§ **EXERCISE REQUIREMENTS**
Below are some entries. Reproduce them word for word.

§ **AVAILABLE DATA**
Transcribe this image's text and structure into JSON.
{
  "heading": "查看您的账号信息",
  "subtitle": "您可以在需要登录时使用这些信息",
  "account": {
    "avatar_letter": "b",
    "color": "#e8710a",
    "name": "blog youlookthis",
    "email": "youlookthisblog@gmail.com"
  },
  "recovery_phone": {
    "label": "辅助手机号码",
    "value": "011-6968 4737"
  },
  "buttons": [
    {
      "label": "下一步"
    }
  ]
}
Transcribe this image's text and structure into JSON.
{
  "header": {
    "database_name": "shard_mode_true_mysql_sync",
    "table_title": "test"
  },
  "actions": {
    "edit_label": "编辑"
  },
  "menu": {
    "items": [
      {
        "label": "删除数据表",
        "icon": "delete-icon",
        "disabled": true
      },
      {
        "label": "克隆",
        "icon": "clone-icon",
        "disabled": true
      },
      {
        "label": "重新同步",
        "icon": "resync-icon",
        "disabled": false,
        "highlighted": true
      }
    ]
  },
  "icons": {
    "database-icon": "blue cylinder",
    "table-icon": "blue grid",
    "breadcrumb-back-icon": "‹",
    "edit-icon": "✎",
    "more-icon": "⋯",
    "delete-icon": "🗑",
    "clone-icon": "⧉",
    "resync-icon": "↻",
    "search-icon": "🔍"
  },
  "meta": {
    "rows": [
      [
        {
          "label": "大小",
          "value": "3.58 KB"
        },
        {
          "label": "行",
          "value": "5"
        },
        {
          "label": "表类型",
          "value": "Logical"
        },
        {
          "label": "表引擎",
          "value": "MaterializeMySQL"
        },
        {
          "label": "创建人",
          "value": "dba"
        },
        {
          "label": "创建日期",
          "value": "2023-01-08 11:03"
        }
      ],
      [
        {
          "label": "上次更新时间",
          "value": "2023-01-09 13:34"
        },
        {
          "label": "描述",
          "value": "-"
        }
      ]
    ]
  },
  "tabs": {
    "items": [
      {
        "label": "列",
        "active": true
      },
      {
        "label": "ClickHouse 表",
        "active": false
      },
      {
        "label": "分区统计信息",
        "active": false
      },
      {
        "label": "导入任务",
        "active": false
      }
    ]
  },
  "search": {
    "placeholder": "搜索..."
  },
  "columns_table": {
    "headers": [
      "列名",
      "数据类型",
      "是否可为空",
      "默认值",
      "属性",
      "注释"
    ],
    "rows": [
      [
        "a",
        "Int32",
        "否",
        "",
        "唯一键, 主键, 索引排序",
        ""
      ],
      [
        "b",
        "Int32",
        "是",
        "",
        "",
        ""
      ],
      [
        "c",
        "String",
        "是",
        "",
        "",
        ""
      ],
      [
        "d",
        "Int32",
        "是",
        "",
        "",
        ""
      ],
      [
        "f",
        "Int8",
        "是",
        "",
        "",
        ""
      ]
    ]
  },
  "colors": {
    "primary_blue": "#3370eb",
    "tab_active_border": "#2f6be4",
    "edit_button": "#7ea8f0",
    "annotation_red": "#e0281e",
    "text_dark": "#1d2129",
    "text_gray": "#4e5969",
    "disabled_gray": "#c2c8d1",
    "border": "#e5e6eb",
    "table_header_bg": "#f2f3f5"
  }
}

§ **SOLUTION**
Transcribe this image's text and structure into JSON.
{
  "heading": "查看您的账号信息",
  "subtitle": "您可以在需要登录时使用这些信息",
  "account": {
    "avatar_letter": "b",
    "color": "#e8710a",
    "name": "blog youlookthis",
    "email": "youlookthisblog@gmail.com"
  },
  "recovery_phone": {
    "label": "辅助手机号码",
    "value": "011-6968 4737"
  },
  "buttons": [
    {
      "label": "下一步"
    }
  ]
}
Transcribe this image's text and structure into JSON.
{
  "header": {
    "database_name": "shard_mode_true_mysql_sync",
    "table_title": "test"
  },
  "actions": {
    "edit_label": "编辑"
  },
  "menu": {
    "items": [
      {
        "label": "删除数据表",
        "icon": "delete-icon",
        "disabled": true
      },
      {
        "label": "克隆",
        "icon": "clone-icon",
        "disabled": true
      },
      {
        "label": "重新同步",
        "icon": "resync-icon",
        "disabled": false,
        "highlighted": true
      }
    ]
  },
  "icons": {
    "database-icon": "blue cylinder",
    "table-icon": "blue grid",
    "breadcrumb-back-icon": "‹",
    "edit-icon": "✎",
    "more-icon": "⋯",
    "delete-icon": "🗑",
    "clone-icon": "⧉",
    "resync-icon": "↻",
    "search-icon": "🔍"
  },
  "meta": {
    "rows": [
      [
        {
          "label": "大小",
          "value": "3.58 KB"
        },
        {
          "label": "行",
          "value": "5"
        },
        {
          "label": "表类型",
          "value": "Logical"
        },
        {
          "label": "表引擎",
          "value": "MaterializeMySQL"
        },
        {
          "label": "创建人",
          "value": "dba"
        },
        {
          "label": "创建日期",
          "value": "2023-01-08 11:03"
        }
      ],
      [
        {
          "label": "上次更新时间",
          "value": "2023-01-09 13:34"
        },
        {
          "label": "描述",
          "value": "-"
        }
      ]
    ]
  },
  "tabs": {
    "items": [
      {
        "label": "列",
        "active": true
      },
      {
        "label": "ClickHouse 表",
        "active": false
      },
      {
        "label": "分区统计信息",
        "active": false
      },
      {
        "label": "导入任务",
        "active": false
      }
    ]
  },
  "search": {
    "placeholder": "搜索..."
  },
  "columns_table": {
    "headers": [
      "列名",
      "数据类型",
      "是否可为空",
      "默认值",
      "属性",
      "注释"
    ],
    "rows": [
      [
        "a",
        "Int32",
        "否",
        "",
        "唯一键, 主键, 索引排序",
        ""
      ],
      [
        "b",
        "Int32",
        "是",
        "",
        "",
        ""
      ],
      [
        "c",
        "String",
        "是",
        "",
        "",
        ""
      ],
      [
        "d",
        "Int32",
        "是",
        "",
        "",
        ""
      ],
      [
        "f",
        "Int8",
        "是",
        "",
        "",
        ""
      ]
    ]
  },
  "colors": {
    "primary_blue": "#3370eb",
    "tab_active_border": "#2f6be4",
    "edit_button": "#7ea8f0",
    "annotation_red": "#e0281e",
    "text_dark": "#1d2129",
    "text_gray": "#4e5969",
    "disabled_gray": "#c2c8d1",
    "border": "#e5e6eb",
    "table_header_bg": "#f2f3f5"
  }
}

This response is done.